Displayed with permission from allAfrica.com
Some members of the Pan-African Parliament (PAP) have reminded Ghana to be guided by her previous peaceful elections and, as such, cannot disappoint Africa in the December 7 polls.
« Ghana bears the torchlight of democracy, and the entirety of Africa is looking to the country again to show to the continent that it holds in high esteem the credentials of peace, understanding and tolerance in elections, » the legislators said.
Speaking to journalists at the end of a four-day training workshop in Accra, the legislators urged political leaders to accept the verdict of Ghanaians in the forthcoming elections.
Mr McHenry Venaani, an opposition leader from Namibia, said Ghana had a history of peaceful transition of power from a ruling government to an opposition party in 2000 and 2008, which was a plus to the country’s democratic credentials.
« We, therefore, expect that Ghana would go through this year’s election in a free, fair and peaceful manner, » Mr Venaani said and urged politicians to accept and respect the will of the people.
He called on political leaders to eschew abusive language that could create tension and violence during and after the election.
Dr Phenyo Butale from Botswana commended Ghanaians for demonstrating in previous elections that they are able to organise free, fair and peaceful elections.
« This year’s election is another opportunity for Ghanaians to once again showcase their rich democratic laurels, » Dr Buitale said adding that the PAP and Africa as a whole expected Ghana to go through the elections without scratches.
The result-based management training was organised by the PAP and facilitated by the African Centre for Parliamentary Affairs.
Mrs Vivian Abii, the Head of Human Resources and Administration of the PAP, said the training had equipped the members with the requisite skills to conduct their work more efficiently in their respective parliaments.
Besides, she said, it would improve the performance and ensure more efficiency and accountability from the PAP.
Members were taught how to organise their programmes in a specific, measurable, achievable, realistic and time-bound (SMART) manner.

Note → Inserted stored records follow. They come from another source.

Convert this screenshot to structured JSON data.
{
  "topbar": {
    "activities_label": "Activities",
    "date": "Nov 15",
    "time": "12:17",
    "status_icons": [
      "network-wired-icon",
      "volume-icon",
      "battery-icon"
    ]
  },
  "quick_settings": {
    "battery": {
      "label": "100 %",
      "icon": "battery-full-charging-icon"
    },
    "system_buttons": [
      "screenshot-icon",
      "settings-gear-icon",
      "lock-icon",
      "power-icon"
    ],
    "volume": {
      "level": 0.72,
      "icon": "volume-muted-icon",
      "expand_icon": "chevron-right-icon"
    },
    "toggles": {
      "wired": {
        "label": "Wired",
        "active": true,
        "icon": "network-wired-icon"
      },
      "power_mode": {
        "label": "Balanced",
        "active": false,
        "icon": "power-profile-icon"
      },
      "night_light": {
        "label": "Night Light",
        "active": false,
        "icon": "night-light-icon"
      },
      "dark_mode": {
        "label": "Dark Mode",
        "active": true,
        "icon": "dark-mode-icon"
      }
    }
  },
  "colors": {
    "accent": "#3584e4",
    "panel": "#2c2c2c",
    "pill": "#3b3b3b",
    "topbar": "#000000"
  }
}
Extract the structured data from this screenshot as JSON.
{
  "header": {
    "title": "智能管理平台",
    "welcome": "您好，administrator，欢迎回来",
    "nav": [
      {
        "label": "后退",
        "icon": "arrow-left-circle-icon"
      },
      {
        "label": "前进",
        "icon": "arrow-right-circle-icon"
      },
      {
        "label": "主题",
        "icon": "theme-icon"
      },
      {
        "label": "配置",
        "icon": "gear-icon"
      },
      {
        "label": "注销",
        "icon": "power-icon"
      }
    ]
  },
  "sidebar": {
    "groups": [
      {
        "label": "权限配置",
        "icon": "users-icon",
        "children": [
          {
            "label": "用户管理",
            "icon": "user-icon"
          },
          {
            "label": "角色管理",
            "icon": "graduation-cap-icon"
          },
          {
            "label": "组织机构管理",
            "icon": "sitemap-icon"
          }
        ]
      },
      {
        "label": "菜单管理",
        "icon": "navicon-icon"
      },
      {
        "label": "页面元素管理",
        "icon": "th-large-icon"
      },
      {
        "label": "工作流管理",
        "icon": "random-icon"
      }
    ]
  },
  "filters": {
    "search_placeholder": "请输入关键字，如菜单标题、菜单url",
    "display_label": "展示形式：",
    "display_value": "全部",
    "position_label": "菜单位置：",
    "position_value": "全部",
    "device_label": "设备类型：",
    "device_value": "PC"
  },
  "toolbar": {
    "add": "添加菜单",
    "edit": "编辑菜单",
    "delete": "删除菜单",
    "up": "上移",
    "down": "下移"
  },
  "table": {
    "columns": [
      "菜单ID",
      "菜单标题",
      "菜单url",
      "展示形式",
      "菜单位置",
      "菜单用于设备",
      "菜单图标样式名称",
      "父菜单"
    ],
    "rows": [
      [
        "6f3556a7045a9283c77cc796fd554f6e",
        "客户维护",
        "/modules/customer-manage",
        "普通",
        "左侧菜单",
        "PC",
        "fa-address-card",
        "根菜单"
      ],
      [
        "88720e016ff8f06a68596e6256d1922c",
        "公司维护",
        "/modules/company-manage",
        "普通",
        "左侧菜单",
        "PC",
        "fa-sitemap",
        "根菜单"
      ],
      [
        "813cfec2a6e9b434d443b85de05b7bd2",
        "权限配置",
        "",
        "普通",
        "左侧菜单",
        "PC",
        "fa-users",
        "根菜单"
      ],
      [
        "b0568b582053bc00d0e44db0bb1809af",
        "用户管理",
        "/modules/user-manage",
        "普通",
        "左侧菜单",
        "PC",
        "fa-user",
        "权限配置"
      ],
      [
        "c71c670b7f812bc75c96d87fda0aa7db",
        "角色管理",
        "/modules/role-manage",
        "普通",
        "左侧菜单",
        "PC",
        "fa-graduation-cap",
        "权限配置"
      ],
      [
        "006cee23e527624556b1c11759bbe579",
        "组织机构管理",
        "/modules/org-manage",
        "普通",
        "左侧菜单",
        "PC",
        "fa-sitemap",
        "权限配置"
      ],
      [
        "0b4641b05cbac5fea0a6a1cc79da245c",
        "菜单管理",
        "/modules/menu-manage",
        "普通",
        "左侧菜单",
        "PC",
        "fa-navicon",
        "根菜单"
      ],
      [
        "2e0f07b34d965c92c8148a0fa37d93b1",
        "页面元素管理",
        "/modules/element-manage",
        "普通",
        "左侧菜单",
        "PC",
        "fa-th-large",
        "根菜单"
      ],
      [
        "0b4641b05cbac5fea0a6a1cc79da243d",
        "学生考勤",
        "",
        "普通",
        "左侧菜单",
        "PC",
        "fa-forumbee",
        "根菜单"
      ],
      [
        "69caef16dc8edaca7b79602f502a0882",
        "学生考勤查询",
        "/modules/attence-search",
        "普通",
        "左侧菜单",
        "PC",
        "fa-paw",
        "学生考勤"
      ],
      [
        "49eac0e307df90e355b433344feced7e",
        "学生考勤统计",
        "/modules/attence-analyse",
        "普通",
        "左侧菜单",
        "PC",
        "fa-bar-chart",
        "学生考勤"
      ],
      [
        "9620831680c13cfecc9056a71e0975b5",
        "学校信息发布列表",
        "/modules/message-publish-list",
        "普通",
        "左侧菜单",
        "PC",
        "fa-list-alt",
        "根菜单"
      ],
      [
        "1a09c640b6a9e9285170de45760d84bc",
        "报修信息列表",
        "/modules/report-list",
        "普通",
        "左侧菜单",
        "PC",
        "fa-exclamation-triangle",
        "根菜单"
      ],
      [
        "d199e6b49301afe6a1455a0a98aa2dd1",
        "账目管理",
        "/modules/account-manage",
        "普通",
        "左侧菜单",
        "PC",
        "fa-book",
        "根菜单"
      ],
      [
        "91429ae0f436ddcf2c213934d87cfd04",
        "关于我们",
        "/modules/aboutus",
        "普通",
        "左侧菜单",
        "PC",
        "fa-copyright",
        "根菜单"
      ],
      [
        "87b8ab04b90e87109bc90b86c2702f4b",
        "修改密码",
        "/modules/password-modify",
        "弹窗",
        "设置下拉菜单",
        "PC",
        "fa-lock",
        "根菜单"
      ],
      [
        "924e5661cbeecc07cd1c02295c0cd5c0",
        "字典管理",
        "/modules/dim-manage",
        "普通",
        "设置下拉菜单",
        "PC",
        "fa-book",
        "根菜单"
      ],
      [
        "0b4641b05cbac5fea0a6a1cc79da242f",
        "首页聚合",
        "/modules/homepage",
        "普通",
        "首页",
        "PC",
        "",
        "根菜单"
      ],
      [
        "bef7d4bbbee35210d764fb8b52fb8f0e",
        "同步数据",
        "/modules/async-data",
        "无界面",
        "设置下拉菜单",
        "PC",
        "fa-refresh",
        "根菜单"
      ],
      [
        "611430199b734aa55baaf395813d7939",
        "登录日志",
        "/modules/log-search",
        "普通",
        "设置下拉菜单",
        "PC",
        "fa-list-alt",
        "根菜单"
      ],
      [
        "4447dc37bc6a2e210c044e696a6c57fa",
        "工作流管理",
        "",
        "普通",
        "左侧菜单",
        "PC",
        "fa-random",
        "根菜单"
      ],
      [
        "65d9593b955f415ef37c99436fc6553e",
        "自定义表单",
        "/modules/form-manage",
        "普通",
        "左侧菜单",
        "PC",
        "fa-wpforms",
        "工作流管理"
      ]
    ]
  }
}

The Pan-African Parliament, also known as the African Parliament, is the legislative body of the African Union which held its inaugural session in March 2004.
The PAP exercises oversight, advisory and consultative powers and its seat is in Midrand, South Africa.